BW: I’ve been giving a little bit of thought to a sort of similar question: How does this really work? Why does this work? I’m not really sure what the real answer is, but I would say, for me, as a songwriter, there’s probably two things in the recent past that have really affected how I write and how I think about writing and composing, one of which I’m sure you’ve noticed on the first single and all of the other music is I’m a father now. That was life-changing. The second thing I think is meeting and knowing Neha. The more we get to know each other, whether she wants to do it or I want her to do it or not, she forces me to think in different capacities than I have, which I think pushes me in a slightly different direction than I would naturally go sometimes, which expands my palette. The more we work together, the more we strike that balance.
KW: Bryan and I were kind of working on some of these songs.
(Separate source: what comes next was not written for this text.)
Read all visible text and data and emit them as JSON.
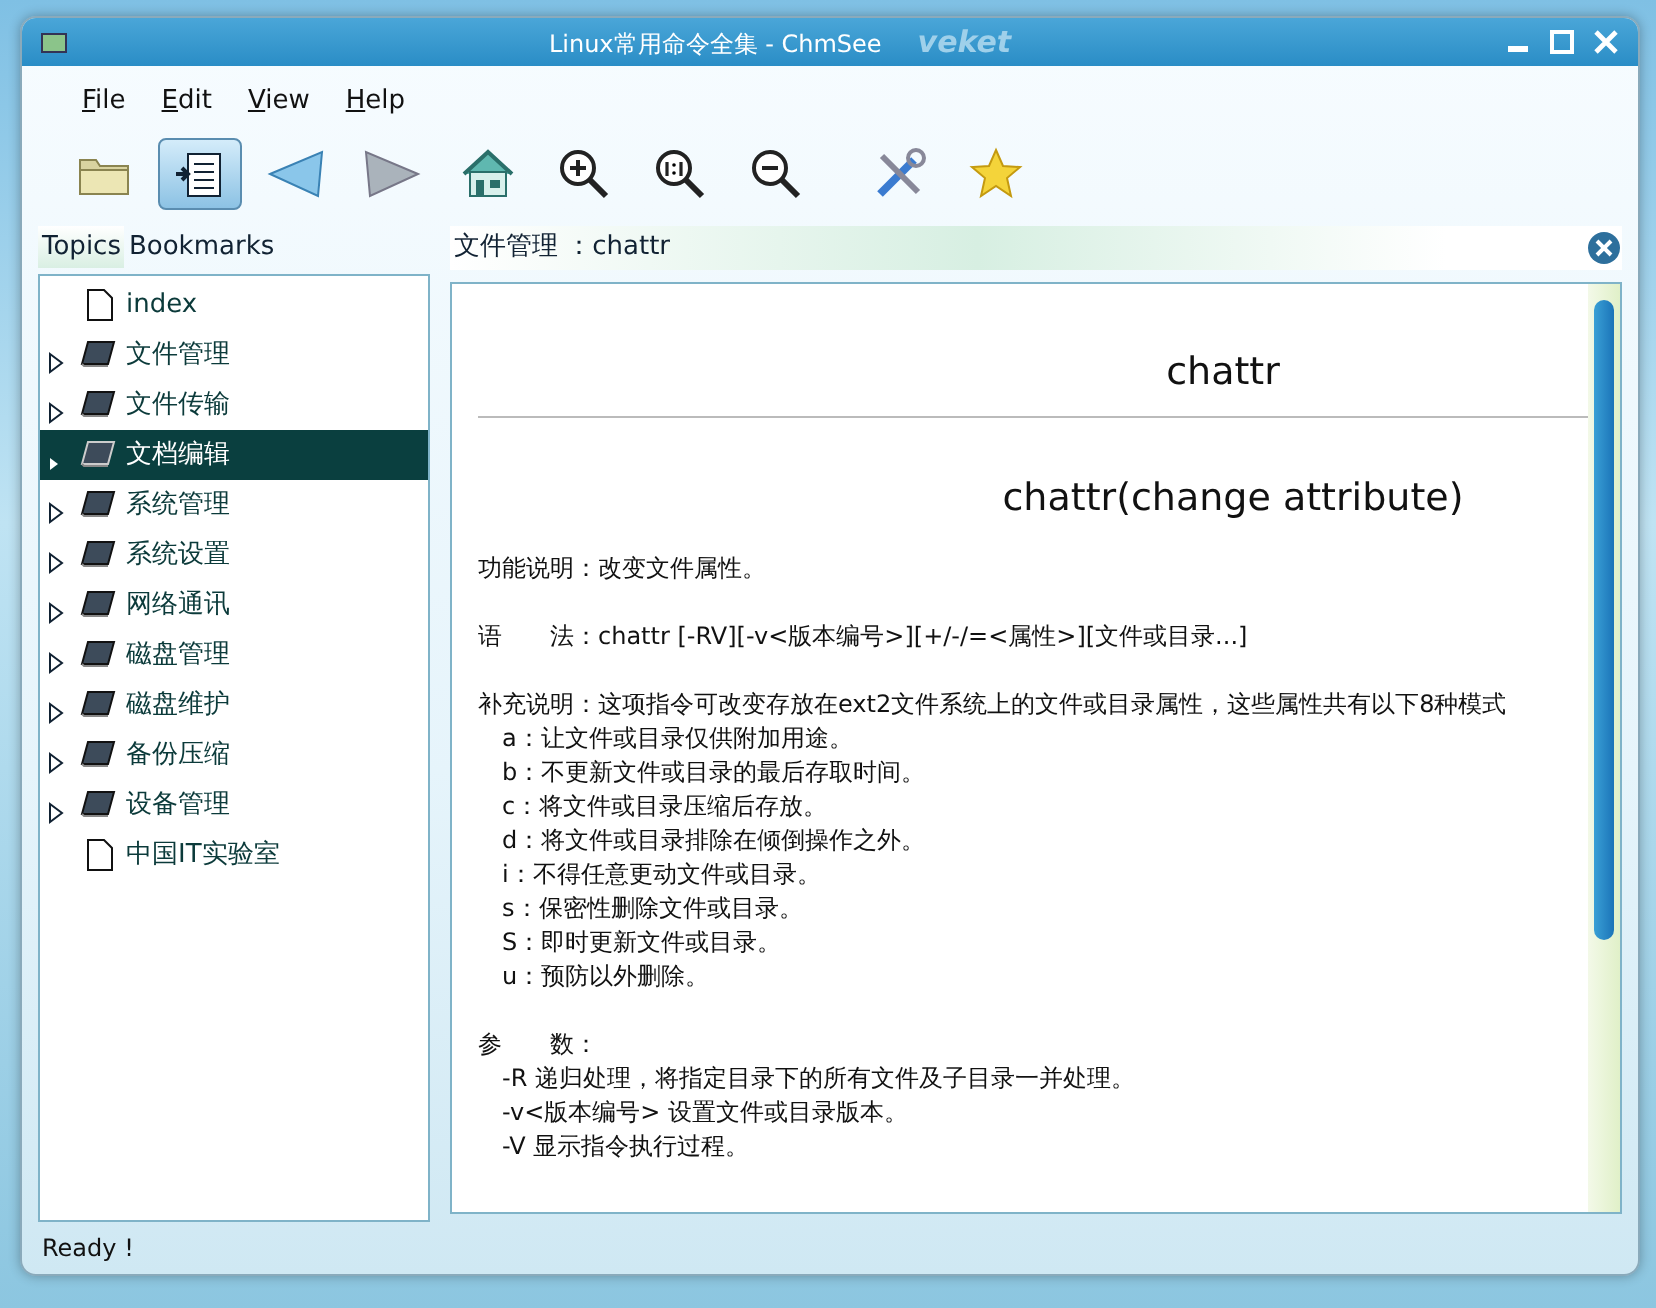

So even though the official story is that these guys met in the lobby and I joined later, Bryan and I were kind of workshopping the same songs at the same time, so I had parts written for certain songs, and those parts ended up changing when Neha came in, for a multitude of reasons — do you transpose the songs, or she was more present with the vocals, so I needed to back off with the guitar. At the time for us, we had gone from playing so much that it was an outlet, something to do rather than doing computer work and taking care of our kids. Let’s have a day where we just play guitar; remember when we used to do that and it was a lot of fun?
They had been randomly asked to play a show, it was that thing at 68 Jay [Street], and at that point I don’t think I had even played with Neha yet. Bryan and I were working on the songs over here, and Bryan and Neha were working on the songs over there, we hadn’t gotten together, and I don’t know if we had even met at that point. That show popped up, so I said you guys go and play that show, I didn’t play that show. They played another show in April [of 2015] that was just a duo show as well, at Jalopy [Theatre]. Then we kind of really dug into it.
What’s it like working with Bryan in this setting as opposed to working with him in Zelazowa?
BW: He’s still an asshole. That much has not changed.
KW: I don’t really feel like it’s that different. Neha is obviously a different person than [Zelazowa members] Terry and Ian are…
NJ: Just a little bit (laughs)…
KW: But you still have to go in and be mindful of the fact that it was never just me and Bryan. There were always other opinions that you had to keep in mind. So I don’t necessarily feel that it was all of a sudden like, Holy crap, now I have to consider this other person, because there were always other people that I was considering. It’s just she has a different role and a different personality than people I’ve worked with before. I feel like the transition for the most part was pretty easy. I didn’t really feel like there was anything that kind of put me out of my place.
It’s an exciting time for you guys, with the album about to be released. But I don’t get the sense that you are feeling pressure that this has to be a success. Does your past experience make this a little easier?
BW: Yeah, I think so. We’ve been around the block a few times, so we sort of know a lot of the ins and outs now. I think we all believe that we made a really strong record here that we all believe in, and now we’re just kind of working our asses off on all the tangential stuff you need to do to promote it, whether it’s radio, touring, and we would be doing them regardless; that’s just the way it goes, being a working musician.
Do you have anything else to add?
NJ: Just to add to what Bryan said, I think that as a musician the dream is to make a stable living doing this. And in terms for the long-term goals for this band and just for myself as a musician, that’s the dream, to be able to maybe work my desk job a little bit less and be able to really keep on creating and have the opportunity to not only create but possibly earn some return off of that.